• [Goal of the exercise]
Pick every line out of the entries below that has the string "test", and copy it.

[Dataset rows for apps and sites]
* * * * * * *

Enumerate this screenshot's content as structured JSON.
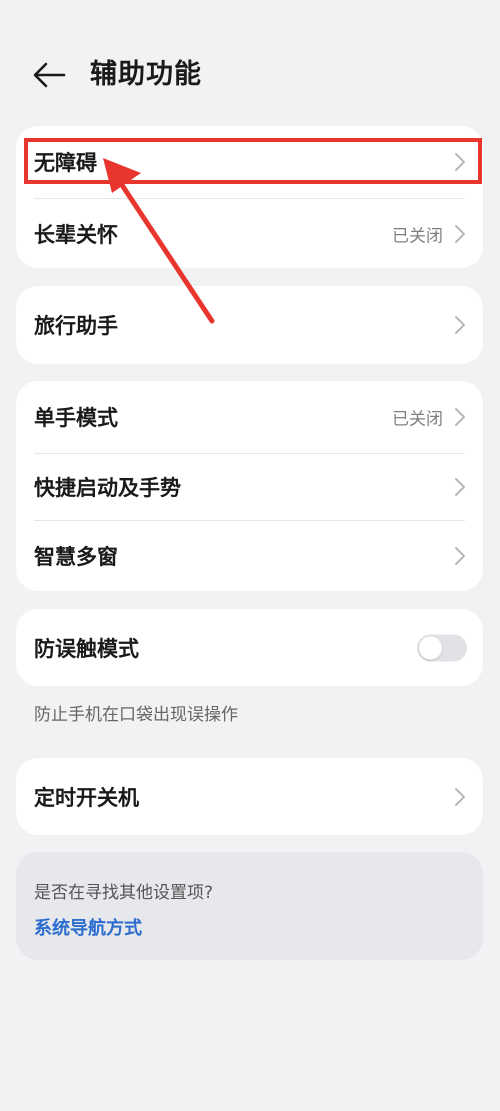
{
  "header": {
    "title": "辅助功能",
    "back_icon": "arrow-left-icon"
  },
  "groups": {
    "group1": {
      "barrier_free": {
        "label": "无障碍"
      },
      "elder_care": {
        "label": "长辈关怀",
        "value": "已关闭"
      }
    },
    "group2": {
      "travel_assistant": {
        "label": "旅行助手"
      }
    },
    "group3": {
      "one_hand_mode": {
        "label": "单手模式",
        "value": "已关闭"
      },
      "quick_launch": {
        "label": "快捷启动及手势"
      },
      "smart_multiwindow": {
        "label": "智慧多窗"
      }
    },
    "group4": {
      "anti_mistouch": {
        "label": "防误触模式",
        "enabled": false
      },
      "hint": "防止手机在口袋出现误操作"
    },
    "group5": {
      "scheduled_power": {
        "label": "定时开关机"
      }
    }
  },
  "suggestion": {
    "question": "是否在寻找其他设置项?",
    "link": "系统导航方式"
  },
  "colors": {
    "background": "#f1f2f4",
    "card": "#ffffff",
    "link": "#2b6ccf",
    "annotation": "#e8362e"
  }
}
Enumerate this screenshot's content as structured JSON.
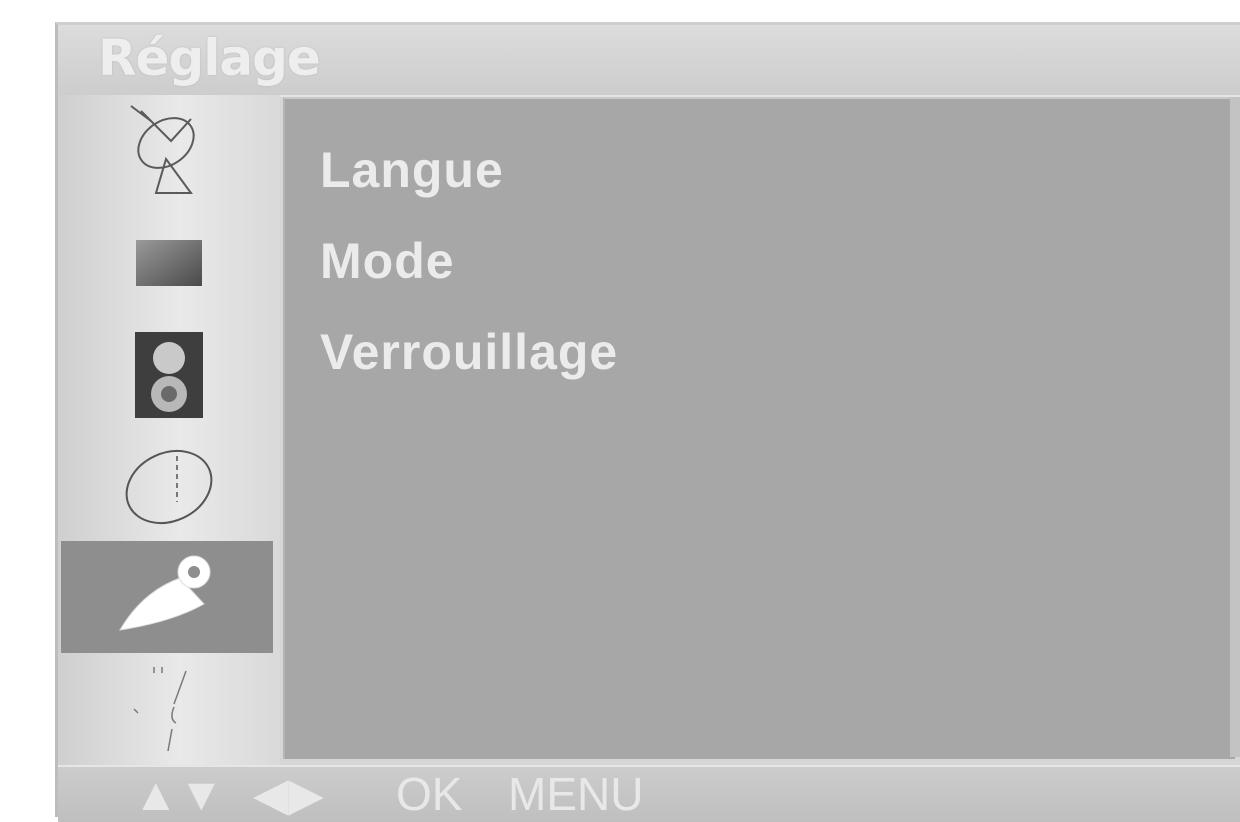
{
  "title": "Réglage",
  "sidebar": {
    "items": [
      {
        "icon": "satellite-dish-icon"
      },
      {
        "icon": "picture-icon"
      },
      {
        "icon": "speaker-icon"
      },
      {
        "icon": "clock-icon"
      },
      {
        "icon": "wrench-icon",
        "selected": true
      },
      {
        "icon": "options-icon"
      }
    ]
  },
  "menu": {
    "items": [
      "Langue",
      "Mode",
      "Verrouillage"
    ]
  },
  "footer": {
    "updown": "▲▼",
    "leftright": "◀▶",
    "ok": "OK",
    "menu": "MENU"
  },
  "colors": {
    "panel": "#a7a7a7",
    "selected": "#8e8e8e",
    "text": "#ebebeb"
  }
}
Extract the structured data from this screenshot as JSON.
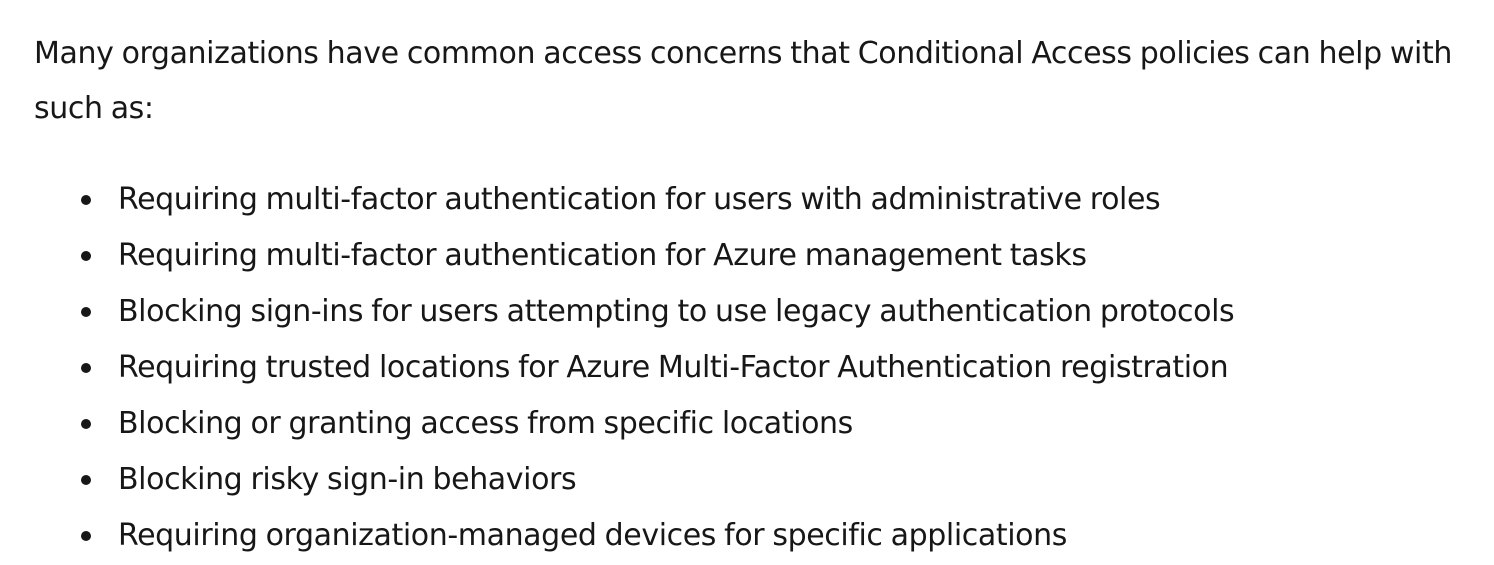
{
  "intro": "Many organizations have common access concerns that Conditional Access policies can help with such as:",
  "items": [
    "Requiring multi-factor authentication for users with administrative roles",
    "Requiring multi-factor authentication for Azure management tasks",
    "Blocking sign-ins for users attempting to use legacy authentication protocols",
    "Requiring trusted locations for Azure Multi-Factor Authentication registration",
    "Blocking or granting access from specific locations",
    "Blocking risky sign-in behaviors",
    "Requiring organization-managed devices for specific applications"
  ],
  "icons": {
    "bullet": "bullet-dot-icon"
  },
  "colors": {
    "text": "#171717",
    "background": "#ffffff"
  }
}
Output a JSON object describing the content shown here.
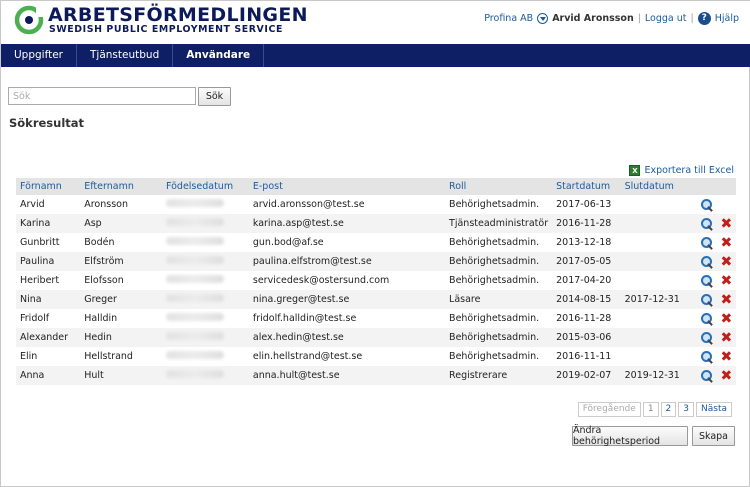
{
  "header": {
    "logo_name": "ARBETSFÖRMEDLINGEN",
    "logo_sub": "SWEDISH PUBLIC EMPLOYMENT SERVICE",
    "org": "Profina AB",
    "user": "Arvid Aronsson",
    "logout": "Logga ut",
    "help": "Hjälp",
    "separator": "|"
  },
  "nav": {
    "items": [
      {
        "label": "Uppgifter"
      },
      {
        "label": "Tjänsteutbud"
      },
      {
        "label": "Användare"
      }
    ],
    "active": "Användare"
  },
  "search": {
    "placeholder": "Sök",
    "value": "",
    "button": "Sök"
  },
  "results": {
    "title": "Sökresultat",
    "export": "Exportera till Excel",
    "columns": [
      "Förnamn",
      "Efternamn",
      "Födelsedatum",
      "E-post",
      "Roll",
      "Startdatum",
      "Slutdatum"
    ],
    "rows": [
      {
        "first": "Arvid",
        "last": "Aronsson",
        "email": "arvid.aronsson@test.se",
        "role": "Behörighetsadmin.",
        "start": "2017-06-13",
        "end": "",
        "deletable": false
      },
      {
        "first": "Karina",
        "last": "Asp",
        "email": "karina.asp@test.se",
        "role": "Tjänsteadministratör",
        "start": "2016-11-28",
        "end": "",
        "deletable": true
      },
      {
        "first": "Gunbritt",
        "last": "Bodén",
        "email": "gun.bod@af.se",
        "role": "Behörighetsadmin.",
        "start": "2013-12-18",
        "end": "",
        "deletable": true
      },
      {
        "first": "Paulina",
        "last": "Elfström",
        "email": "paulina.elfstrom@test.se",
        "role": "Behörighetsadmin.",
        "start": "2017-05-05",
        "end": "",
        "deletable": true
      },
      {
        "first": "Heribert",
        "last": "Elofsson",
        "email": "servicedesk@ostersund.com",
        "role": "Behörighetsadmin.",
        "start": "2017-04-20",
        "end": "",
        "deletable": true
      },
      {
        "first": "Nina",
        "last": "Greger",
        "email": "nina.greger@test.se",
        "role": "Läsare",
        "start": "2014-08-15",
        "end": "2017-12-31",
        "deletable": true
      },
      {
        "first": "Fridolf",
        "last": "Halldin",
        "email": "fridolf.halldin@test.se",
        "role": "Behörighetsadmin.",
        "start": "2016-11-28",
        "end": "",
        "deletable": true
      },
      {
        "first": "Alexander",
        "last": "Hedin",
        "email": "alex.hedin@test.se",
        "role": "Behörighetsadmin.",
        "start": "2015-03-06",
        "end": "",
        "deletable": true
      },
      {
        "first": "Elin",
        "last": "Hellstrand",
        "email": "elin.hellstrand@test.se",
        "role": "Behörighetsadmin.",
        "start": "2016-11-11",
        "end": "",
        "deletable": true
      },
      {
        "first": "Anna",
        "last": "Hult",
        "email": "anna.hult@test.se",
        "role": "Registrerare",
        "start": "2019-02-07",
        "end": "2019-12-31",
        "deletable": true
      }
    ]
  },
  "pager": {
    "prev": "Föregående",
    "pages": [
      "1",
      "2",
      "3"
    ],
    "current": "1",
    "next": "Nästa"
  },
  "actions": {
    "change_period": "Ändra behörighetsperiod",
    "create": "Skapa"
  },
  "icons": {
    "logo": "af-logo-icon",
    "org_switch": "chevron-circle-icon",
    "help": "help-icon",
    "excel": "excel-icon",
    "view": "magnifier-icon",
    "delete": "delete-x-icon"
  },
  "colors": {
    "nav_bg": "#0f1f66",
    "brand": "#0d1a5a",
    "logo_green": "#4caf50",
    "link": "#1a5c9e",
    "delete": "#c0201c"
  }
}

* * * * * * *

• [Solution below]
        "email": "arvid.aronsson@test.se",
        "email": "karina.asp@test.se",
        "email": "paulina.elfstrom@test.se",
        "email": "nina.greger@test.se",
        "email": "fridolf.halldin@test.se",
        "email": "alex.hedin@test.se",
        "email": "elin.hellstrand@test.se",
        "email": "anna.hult@test.se",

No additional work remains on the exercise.